» WORK REQUEST: Using the records that follow, work out how many lines hold the string "best" and provide that number only.
*** Opening of DATA SUPPLIED ***
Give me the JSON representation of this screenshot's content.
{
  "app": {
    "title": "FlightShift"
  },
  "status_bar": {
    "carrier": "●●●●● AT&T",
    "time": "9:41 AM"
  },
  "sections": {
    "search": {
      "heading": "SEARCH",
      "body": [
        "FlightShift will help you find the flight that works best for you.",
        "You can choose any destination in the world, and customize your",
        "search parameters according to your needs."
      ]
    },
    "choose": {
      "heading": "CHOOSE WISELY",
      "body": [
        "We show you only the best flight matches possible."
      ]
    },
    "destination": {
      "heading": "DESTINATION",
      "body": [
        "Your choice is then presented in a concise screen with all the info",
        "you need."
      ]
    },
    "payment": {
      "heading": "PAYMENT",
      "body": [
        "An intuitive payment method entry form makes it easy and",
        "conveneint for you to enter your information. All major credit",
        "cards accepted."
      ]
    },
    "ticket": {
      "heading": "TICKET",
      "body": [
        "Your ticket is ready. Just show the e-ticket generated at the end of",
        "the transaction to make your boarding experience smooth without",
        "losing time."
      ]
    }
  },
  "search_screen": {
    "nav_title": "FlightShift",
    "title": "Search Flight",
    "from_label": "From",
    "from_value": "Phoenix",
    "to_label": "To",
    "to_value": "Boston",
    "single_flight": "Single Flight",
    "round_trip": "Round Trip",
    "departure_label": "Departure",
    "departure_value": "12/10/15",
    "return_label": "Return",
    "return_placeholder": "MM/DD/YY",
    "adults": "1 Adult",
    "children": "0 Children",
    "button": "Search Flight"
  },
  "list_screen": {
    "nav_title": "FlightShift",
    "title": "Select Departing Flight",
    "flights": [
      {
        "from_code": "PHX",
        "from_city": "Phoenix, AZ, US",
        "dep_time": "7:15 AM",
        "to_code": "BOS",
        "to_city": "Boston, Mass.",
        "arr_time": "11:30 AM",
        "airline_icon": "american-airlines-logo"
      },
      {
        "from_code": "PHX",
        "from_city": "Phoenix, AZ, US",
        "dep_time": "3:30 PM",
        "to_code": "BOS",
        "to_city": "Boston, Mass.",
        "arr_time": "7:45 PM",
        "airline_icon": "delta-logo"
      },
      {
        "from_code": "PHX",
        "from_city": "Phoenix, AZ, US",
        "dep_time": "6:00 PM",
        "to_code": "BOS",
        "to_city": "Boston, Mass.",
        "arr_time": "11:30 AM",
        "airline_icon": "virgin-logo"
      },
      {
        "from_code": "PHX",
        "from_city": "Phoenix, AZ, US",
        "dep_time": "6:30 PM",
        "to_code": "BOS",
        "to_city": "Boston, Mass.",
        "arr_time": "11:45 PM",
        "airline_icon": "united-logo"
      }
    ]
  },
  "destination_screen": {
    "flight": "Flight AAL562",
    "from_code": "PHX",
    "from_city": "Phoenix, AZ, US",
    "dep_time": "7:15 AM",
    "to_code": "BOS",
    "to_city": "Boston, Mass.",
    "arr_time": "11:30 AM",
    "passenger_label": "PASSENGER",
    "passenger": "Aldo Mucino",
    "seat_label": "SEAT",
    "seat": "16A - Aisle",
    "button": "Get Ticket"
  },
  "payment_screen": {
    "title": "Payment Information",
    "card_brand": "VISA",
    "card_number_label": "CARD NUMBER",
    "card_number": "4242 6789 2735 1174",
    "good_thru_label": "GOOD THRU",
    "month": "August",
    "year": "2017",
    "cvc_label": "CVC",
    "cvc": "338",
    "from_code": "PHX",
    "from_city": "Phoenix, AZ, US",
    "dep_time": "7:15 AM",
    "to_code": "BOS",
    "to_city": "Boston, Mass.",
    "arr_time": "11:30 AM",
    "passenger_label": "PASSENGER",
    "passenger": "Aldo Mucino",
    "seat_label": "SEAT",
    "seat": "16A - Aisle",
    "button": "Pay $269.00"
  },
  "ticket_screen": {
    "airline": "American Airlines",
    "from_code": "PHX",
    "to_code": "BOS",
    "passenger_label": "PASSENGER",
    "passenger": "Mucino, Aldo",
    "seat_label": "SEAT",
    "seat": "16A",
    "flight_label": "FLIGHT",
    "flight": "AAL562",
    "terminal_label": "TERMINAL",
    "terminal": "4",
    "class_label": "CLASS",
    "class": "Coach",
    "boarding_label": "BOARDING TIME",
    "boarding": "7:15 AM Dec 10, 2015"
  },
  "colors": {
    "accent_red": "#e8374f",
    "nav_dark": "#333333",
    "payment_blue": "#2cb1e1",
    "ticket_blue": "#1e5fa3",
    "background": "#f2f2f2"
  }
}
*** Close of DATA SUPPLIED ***
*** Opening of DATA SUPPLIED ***
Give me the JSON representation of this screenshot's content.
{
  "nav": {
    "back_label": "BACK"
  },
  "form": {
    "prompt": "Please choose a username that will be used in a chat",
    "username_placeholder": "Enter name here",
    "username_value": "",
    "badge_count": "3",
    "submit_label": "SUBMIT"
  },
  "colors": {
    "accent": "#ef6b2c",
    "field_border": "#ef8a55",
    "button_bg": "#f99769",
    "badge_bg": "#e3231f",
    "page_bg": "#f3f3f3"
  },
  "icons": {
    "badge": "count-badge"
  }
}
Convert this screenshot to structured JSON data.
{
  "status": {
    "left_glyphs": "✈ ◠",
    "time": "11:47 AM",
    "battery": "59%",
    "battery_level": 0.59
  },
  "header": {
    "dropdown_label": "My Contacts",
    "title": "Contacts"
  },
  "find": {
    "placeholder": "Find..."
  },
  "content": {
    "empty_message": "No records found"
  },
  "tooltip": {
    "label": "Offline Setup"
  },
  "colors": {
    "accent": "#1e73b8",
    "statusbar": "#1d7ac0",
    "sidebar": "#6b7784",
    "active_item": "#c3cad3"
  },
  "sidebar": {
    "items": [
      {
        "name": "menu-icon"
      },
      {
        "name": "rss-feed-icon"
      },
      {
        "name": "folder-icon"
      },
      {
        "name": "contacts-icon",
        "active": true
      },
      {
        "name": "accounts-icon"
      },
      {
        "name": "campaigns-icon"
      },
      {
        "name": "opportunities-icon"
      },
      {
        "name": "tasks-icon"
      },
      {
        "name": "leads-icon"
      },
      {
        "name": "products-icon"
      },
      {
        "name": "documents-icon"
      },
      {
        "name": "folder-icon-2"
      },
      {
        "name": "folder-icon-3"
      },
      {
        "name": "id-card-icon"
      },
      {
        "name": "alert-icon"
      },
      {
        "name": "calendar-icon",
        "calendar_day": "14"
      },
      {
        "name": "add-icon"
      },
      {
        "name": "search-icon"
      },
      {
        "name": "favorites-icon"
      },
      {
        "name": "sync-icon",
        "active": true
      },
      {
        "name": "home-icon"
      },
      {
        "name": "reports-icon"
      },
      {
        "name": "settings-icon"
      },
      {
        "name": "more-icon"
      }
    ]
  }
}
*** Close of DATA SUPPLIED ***
» EXERCISE SOLUTION: 2